▶ What is needed: Your answer must restate each entry below word for word, with no pictures in it.

[Source records]
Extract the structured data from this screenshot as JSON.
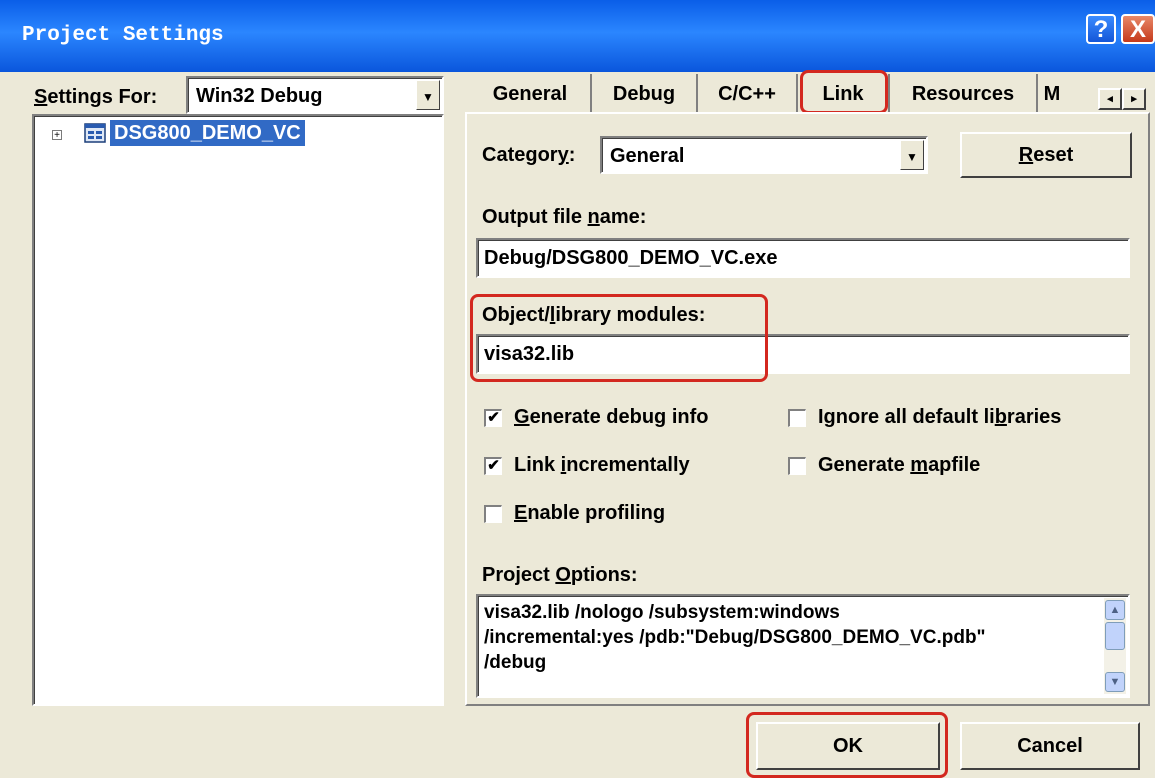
{
  "window": {
    "title": "Project Settings",
    "help_label": "?",
    "close_label": "X"
  },
  "settings_for": {
    "label_prefix": "S",
    "label_rest": "ettings For:",
    "value": "Win32 Debug"
  },
  "tree": {
    "expander": "+",
    "item": "DSG800_DEMO_VC"
  },
  "tabs": [
    {
      "label": "General"
    },
    {
      "label": "Debug"
    },
    {
      "label": "C/C++"
    },
    {
      "label": "Link",
      "selected": true
    },
    {
      "label": "Resources"
    },
    {
      "label": "M"
    }
  ],
  "tab_scroll": {
    "left": "◂",
    "right": "▸"
  },
  "category": {
    "label_a": "Categor",
    "label_u": "y",
    "label_b": ":",
    "value": "General"
  },
  "reset_button": {
    "label_u": "R",
    "label_rest": "eset"
  },
  "output_file": {
    "label_a": "Output file ",
    "label_u": "n",
    "label_b": "ame:",
    "value": "Debug/DSG800_DEMO_VC.exe"
  },
  "object_modules": {
    "label_a": "Object/",
    "label_u": "l",
    "label_b": "ibrary modules:",
    "value": "visa32.lib"
  },
  "checkboxes": {
    "generate_debug": {
      "checked": true,
      "mark": "✔",
      "label_u": "G",
      "label_rest": "enerate debug info"
    },
    "ignore_libs": {
      "checked": false,
      "label_a": "Ignore all default li",
      "label_u": "b",
      "label_b": "raries"
    },
    "link_incrementally": {
      "checked": true,
      "mark": "✔",
      "label_a": "Link ",
      "label_u": "i",
      "label_b": "ncrementally"
    },
    "generate_mapfile": {
      "checked": false,
      "label_a": "Generate ",
      "label_u": "m",
      "label_b": "apfile"
    },
    "enable_profiling": {
      "checked": false,
      "label_u": "E",
      "label_rest": "nable profiling"
    }
  },
  "project_options": {
    "label_a": "Project ",
    "label_u": "O",
    "label_b": "ptions:",
    "text": "visa32.lib /nologo /subsystem:windows\n/incremental:yes /pdb:\"Debug/DSG800_DEMO_VC.pdb\"\n/debug"
  },
  "buttons": {
    "ok": "OK",
    "cancel": "Cancel"
  },
  "colors": {
    "title_blue": "#0a5ee8",
    "selection": "#316ac5",
    "highlight_red": "#d3281f",
    "face": "#ece9d8"
  }
}
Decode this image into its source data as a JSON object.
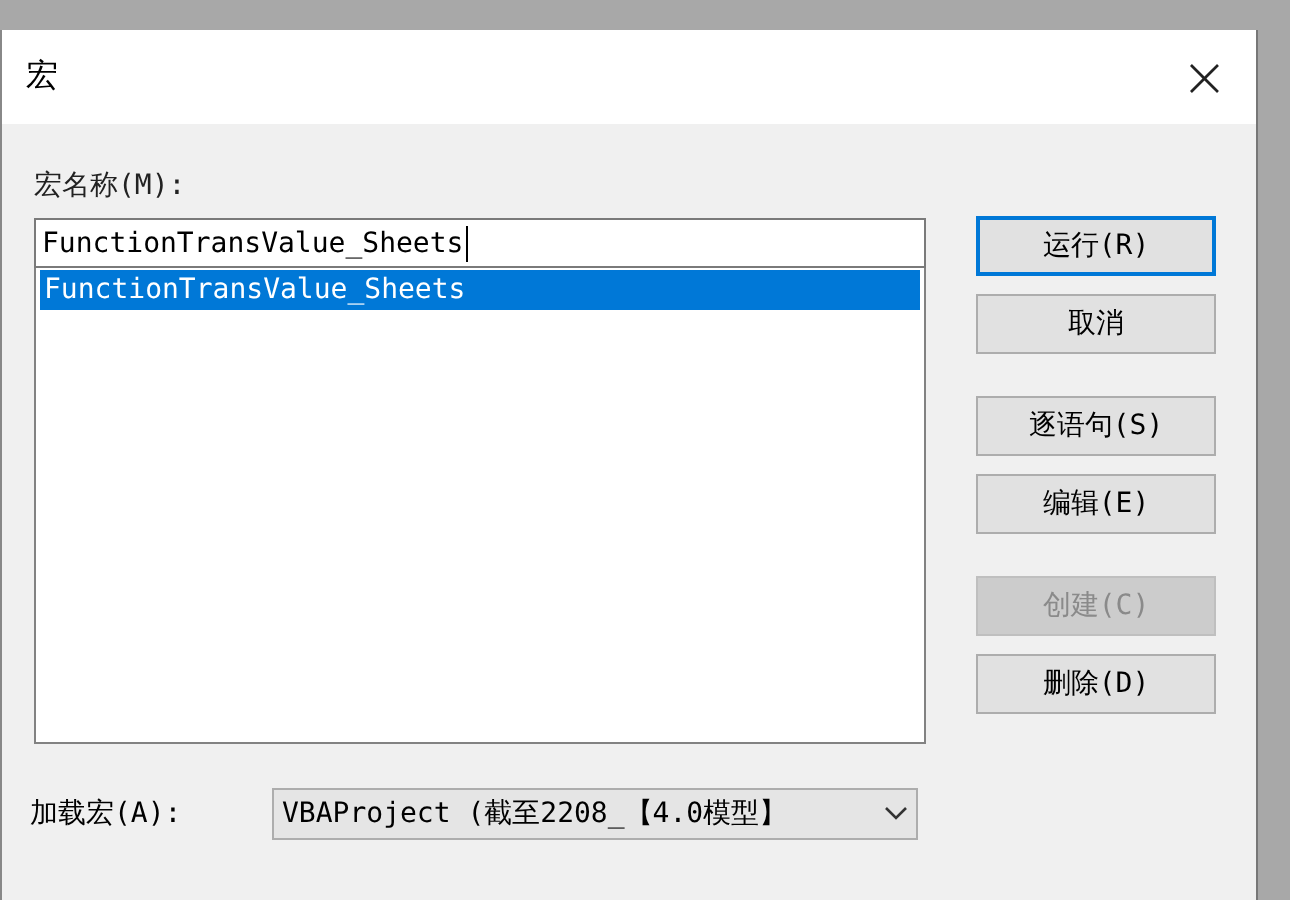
{
  "window": {
    "title": "宏",
    "close": "×"
  },
  "name_label": "宏名称(M):",
  "name_field": {
    "value": "FunctionTransValue_Sheets"
  },
  "macro_list": [
    {
      "label": "FunctionTransValue_Sheets",
      "selected": true
    }
  ],
  "button_groups": [
    [
      {
        "label": "运行(R)",
        "default": true,
        "disabled": false
      },
      {
        "label": "取消",
        "default": false,
        "disabled": false
      }
    ],
    [
      {
        "label": "逐语句(S)",
        "default": false,
        "disabled": false
      },
      {
        "label": "编辑(E)",
        "default": false,
        "disabled": false
      }
    ],
    [
      {
        "label": "创建(C)",
        "default": false,
        "disabled": true
      },
      {
        "label": "删除(D)",
        "default": false,
        "disabled": false
      }
    ]
  ],
  "macros_in_label": "加载宏(A):",
  "macros_in_select": {
    "value": "VBAProject (截至2208_【4.0模型】"
  }
}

▶ Result of this task:
Extract the structured data from this screenshot as JSON.
{
  "window": {
    "title": "Project Settings",
    "help_label": "?",
    "close_label": "X"
  },
  "settings_for": {
    "label_prefix": "S",
    "label_rest": "ettings For:",
    "value": "Win32 Debug"
  },
  "tree": {
    "expander": "+",
    "item": "DSG800_DEMO_VC"
  },
  "tabs": [
    {
      "label": "General"
    },
    {
      "label": "Debug"
    },
    {
      "label": "C/C++"
    },
    {
      "label": "Link",
      "selected": true
    },
    {
      "label": "Resources"
    },
    {
      "label": "M"
    }
  ],
  "tab_scroll": {
    "left": "◂",
    "right": "▸"
  },
  "category": {
    "label_a": "Categor",
    "label_u": "y",
    "label_b": ":",
    "value": "General"
  },
  "reset_button": {
    "label_u": "R",
    "label_rest": "eset"
  },
  "output_file": {
    "label_a": "Output file ",
    "label_u": "n",
    "label_b": "ame:",
    "value": "Debug/DSG800_DEMO_VC.exe"
  },
  "object_modules": {
    "label_a": "Object/",
    "label_u": "l",
    "label_b": "ibrary modules:",
    "value": "visa32.lib"
  },
  "checkboxes": {
    "generate_debug": {
      "checked": true,
      "mark": "✔",
      "label_u": "G",
      "label_rest": "enerate debug info"
    },
    "ignore_libs": {
      "checked": false,
      "label_a": "Ignore all default li",
      "label_u": "b",
      "label_b": "raries"
    },
    "link_incrementally": {
      "checked": true,
      "mark": "✔",
      "label_a": "Link ",
      "label_u": "i",
      "label_b": "ncrementally"
    },
    "generate_mapfile": {
      "checked": false,
      "label_a": "Generate ",
      "label_u": "m",
      "label_b": "apfile"
    },
    "enable_profiling": {
      "checked": false,
      "label_u": "E",
      "label_rest": "nable profiling"
    }
  },
  "project_options": {
    "label_a": "Project ",
    "label_u": "O",
    "label_b": "ptions:",
    "text": "visa32.lib /nologo /subsystem:windows\n/incremental:yes /pdb:\"Debug/DSG800_DEMO_VC.pdb\"\n/debug"
  },
  "buttons": {
    "ok": "OK",
    "cancel": "Cancel"
  },
  "colors": {
    "title_blue": "#0a5ee8",
    "selection": "#316ac5",
    "highlight_red": "#d3281f",
    "face": "#ece9d8"
  }
}
Decode this image into its source data as a JSON object.
{
  "window": {
    "title": "宏",
    "close": "×"
  },
  "name_label": "宏名称(M):",
  "name_field": {
    "value": "FunctionTransValue_Sheets"
  },
  "macro_list": [
    {
      "label": "FunctionTransValue_Sheets",
      "selected": true
    }
  ],
  "button_groups": [
    [
      {
        "label": "运行(R)",
        "default": true,
        "disabled": false
      },
      {
        "label": "取消",
        "default": false,
        "disabled": false
      }
    ],
    [
      {
        "label": "逐语句(S)",
        "default": false,
        "disabled": false
      },
      {
        "label": "编辑(E)",
        "default": false,
        "disabled": false
      }
    ],
    [
      {
        "label": "创建(C)",
        "default": false,
        "disabled": true
      },
      {
        "label": "删除(D)",
        "default": false,
        "disabled": false
      }
    ]
  ],
  "macros_in_label": "加载宏(A):",
  "macros_in_select": {
    "value": "VBAProject (截至2208_【4.0模型】"
  }
}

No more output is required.